Set-CalendarFolderPermission -Mailbox <string>
[-AuthUsername <string> -AuthPassword <string> [-AuthDomain <string>]]
-Mailbox : Mailbox SMTP email address, OR CSV file containing list of mailboxes to process
-Delegate : Email address of the user who is being given the permissions (or can use Default or Anonymous)
-Permission : None, Owner, PublishingEditor, Editor, PublishingEditor, Author, NoneditingAuthor, Reviewer, Contributor, FreeBusyTimeOnly, FreeBusyTimeAndSubjectAndLocation
-AuthUsername : Username for the account being used to connect to EWS (if not specified, current user is assumed)
-AuthPassword : Password for the specified user (required if username specified)
-AuthDomain : If specified, used for authentication (not required even if username specified)
-Impersonate : Set to $true to use impersonation.
-EwsUrl : Forces a particular EWS URl (otherwise autodiscover is used, which is recommended)
-EWSManagedApiDLLFilePath : Full and path to the DLL for EWS Managed API (if not specified, default path for v1.2 is used)

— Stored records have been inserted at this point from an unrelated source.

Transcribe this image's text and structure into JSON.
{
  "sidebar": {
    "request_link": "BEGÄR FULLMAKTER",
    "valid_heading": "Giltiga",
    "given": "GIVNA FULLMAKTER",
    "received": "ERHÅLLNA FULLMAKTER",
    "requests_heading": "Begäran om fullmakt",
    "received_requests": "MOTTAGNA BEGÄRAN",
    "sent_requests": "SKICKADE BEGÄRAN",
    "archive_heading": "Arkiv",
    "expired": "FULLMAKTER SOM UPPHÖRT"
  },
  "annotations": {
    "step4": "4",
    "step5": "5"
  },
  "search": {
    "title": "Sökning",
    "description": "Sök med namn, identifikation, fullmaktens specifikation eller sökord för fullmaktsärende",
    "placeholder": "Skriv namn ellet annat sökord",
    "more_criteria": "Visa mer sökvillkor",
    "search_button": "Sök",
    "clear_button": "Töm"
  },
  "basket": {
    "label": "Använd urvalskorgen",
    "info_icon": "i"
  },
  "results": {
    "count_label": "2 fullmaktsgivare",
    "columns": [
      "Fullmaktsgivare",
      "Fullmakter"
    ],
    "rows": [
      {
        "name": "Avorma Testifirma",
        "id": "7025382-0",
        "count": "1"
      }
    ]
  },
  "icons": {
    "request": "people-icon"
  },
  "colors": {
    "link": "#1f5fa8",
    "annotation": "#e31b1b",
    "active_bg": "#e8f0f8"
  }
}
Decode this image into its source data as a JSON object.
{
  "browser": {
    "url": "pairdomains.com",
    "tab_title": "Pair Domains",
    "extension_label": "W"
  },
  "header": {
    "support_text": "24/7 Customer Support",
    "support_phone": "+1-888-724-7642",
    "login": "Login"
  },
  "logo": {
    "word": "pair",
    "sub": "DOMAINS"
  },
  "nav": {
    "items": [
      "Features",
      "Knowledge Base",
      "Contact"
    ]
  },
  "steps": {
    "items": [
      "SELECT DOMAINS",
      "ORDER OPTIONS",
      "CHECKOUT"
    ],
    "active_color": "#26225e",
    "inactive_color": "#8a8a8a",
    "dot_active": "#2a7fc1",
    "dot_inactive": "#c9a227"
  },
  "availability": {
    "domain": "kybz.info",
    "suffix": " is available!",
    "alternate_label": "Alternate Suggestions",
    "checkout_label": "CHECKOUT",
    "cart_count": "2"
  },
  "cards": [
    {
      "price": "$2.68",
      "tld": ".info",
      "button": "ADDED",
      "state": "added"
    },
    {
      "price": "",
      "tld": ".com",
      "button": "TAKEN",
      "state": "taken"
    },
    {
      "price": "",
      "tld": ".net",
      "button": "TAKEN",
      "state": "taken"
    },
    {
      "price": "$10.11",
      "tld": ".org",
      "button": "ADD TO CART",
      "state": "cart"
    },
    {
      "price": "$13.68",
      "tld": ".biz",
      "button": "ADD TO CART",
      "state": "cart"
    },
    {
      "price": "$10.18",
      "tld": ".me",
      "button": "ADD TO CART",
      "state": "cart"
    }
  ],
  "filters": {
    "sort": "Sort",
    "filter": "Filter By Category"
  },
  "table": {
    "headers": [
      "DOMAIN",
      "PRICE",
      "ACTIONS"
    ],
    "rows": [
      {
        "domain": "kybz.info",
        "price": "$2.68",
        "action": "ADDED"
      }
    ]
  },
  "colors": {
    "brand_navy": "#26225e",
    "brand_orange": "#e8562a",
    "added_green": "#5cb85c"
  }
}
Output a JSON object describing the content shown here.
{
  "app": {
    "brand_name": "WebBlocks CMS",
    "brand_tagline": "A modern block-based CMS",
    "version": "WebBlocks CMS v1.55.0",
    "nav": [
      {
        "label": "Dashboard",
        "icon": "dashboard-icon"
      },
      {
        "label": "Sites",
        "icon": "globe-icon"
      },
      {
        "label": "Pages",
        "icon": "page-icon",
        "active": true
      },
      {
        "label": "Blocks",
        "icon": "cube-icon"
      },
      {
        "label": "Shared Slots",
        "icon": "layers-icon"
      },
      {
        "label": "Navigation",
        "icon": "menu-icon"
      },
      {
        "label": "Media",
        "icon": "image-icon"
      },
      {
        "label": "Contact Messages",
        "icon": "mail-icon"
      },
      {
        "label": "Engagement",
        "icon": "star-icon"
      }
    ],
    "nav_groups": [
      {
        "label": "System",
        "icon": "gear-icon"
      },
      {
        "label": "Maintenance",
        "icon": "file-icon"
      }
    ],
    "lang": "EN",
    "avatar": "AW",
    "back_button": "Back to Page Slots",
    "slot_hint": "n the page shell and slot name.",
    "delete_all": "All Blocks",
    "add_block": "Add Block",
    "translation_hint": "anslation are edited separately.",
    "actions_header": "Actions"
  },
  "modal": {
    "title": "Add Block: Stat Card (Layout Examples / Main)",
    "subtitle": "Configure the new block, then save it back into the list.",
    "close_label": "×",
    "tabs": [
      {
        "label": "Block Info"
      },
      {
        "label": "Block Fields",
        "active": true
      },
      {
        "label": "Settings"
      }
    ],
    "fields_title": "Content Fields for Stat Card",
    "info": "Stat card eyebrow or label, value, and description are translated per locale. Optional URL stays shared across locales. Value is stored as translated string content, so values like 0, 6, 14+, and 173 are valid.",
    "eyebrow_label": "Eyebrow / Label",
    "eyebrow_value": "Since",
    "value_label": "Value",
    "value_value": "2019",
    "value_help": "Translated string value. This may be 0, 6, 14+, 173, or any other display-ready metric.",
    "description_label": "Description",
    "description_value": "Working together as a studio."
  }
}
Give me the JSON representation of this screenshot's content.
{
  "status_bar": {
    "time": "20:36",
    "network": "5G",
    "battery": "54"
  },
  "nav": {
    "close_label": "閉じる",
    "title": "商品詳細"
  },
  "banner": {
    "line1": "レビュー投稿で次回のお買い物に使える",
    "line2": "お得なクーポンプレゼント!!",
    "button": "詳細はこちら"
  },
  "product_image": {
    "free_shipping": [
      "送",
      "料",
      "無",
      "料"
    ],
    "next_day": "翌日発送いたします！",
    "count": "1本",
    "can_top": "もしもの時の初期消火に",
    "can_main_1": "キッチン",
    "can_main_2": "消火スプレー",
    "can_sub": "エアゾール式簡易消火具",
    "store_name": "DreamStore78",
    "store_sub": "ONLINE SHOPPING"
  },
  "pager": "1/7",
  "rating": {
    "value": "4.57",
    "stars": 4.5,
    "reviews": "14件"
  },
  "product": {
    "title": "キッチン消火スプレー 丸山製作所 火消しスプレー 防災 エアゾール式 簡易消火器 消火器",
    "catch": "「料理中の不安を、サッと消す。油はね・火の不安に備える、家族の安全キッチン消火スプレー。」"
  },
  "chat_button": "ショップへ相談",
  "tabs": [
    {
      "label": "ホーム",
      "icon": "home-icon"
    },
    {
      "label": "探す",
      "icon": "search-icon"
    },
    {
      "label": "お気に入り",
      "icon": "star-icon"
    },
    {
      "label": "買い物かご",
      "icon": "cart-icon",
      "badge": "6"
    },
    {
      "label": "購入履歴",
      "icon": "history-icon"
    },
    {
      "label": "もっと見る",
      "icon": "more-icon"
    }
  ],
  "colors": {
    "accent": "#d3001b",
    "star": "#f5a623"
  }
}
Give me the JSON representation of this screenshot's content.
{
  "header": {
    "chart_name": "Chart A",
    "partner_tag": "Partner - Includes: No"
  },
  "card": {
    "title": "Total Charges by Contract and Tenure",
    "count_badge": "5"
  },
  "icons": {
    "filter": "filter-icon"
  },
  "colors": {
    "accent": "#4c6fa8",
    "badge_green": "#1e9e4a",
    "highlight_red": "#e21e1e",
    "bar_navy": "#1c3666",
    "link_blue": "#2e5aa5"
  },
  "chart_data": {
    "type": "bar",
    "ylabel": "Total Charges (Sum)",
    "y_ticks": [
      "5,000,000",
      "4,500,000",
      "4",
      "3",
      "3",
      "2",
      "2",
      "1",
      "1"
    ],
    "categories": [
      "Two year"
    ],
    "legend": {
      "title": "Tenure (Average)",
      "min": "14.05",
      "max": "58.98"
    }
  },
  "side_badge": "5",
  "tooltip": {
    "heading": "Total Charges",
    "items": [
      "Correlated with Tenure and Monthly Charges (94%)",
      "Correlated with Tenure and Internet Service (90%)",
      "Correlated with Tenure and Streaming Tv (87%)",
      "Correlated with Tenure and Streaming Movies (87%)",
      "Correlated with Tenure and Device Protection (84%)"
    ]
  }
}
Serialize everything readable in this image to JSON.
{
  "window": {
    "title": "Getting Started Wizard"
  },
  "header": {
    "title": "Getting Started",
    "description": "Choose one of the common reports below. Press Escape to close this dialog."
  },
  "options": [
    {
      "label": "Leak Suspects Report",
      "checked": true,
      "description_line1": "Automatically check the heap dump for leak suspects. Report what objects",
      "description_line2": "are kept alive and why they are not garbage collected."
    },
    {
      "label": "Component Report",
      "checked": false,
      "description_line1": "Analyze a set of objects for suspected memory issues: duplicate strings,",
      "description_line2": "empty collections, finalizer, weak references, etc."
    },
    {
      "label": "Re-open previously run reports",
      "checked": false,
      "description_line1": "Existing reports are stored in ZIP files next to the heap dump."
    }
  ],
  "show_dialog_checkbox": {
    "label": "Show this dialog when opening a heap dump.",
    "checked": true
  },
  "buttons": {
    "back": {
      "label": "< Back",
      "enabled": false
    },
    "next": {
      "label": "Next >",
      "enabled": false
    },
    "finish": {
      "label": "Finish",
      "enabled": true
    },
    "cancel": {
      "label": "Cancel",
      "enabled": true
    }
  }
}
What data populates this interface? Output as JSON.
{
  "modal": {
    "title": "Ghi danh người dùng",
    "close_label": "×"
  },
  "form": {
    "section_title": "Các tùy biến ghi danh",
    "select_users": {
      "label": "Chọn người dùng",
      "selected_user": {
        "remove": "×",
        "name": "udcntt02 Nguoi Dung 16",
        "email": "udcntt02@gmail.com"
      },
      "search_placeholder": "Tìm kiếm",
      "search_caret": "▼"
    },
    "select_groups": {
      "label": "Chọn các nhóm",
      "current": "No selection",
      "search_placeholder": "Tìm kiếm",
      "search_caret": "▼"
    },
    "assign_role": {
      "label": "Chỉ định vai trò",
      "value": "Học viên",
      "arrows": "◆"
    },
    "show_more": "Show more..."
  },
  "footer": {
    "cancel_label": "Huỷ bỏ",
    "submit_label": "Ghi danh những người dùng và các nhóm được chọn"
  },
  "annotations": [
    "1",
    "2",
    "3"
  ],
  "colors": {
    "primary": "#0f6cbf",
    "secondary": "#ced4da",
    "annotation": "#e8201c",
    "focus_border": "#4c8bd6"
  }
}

-IgnoreSSLCertificate : If $true, then any SSL errors will be ignored
-WhatIf : If $true, then no changes are saved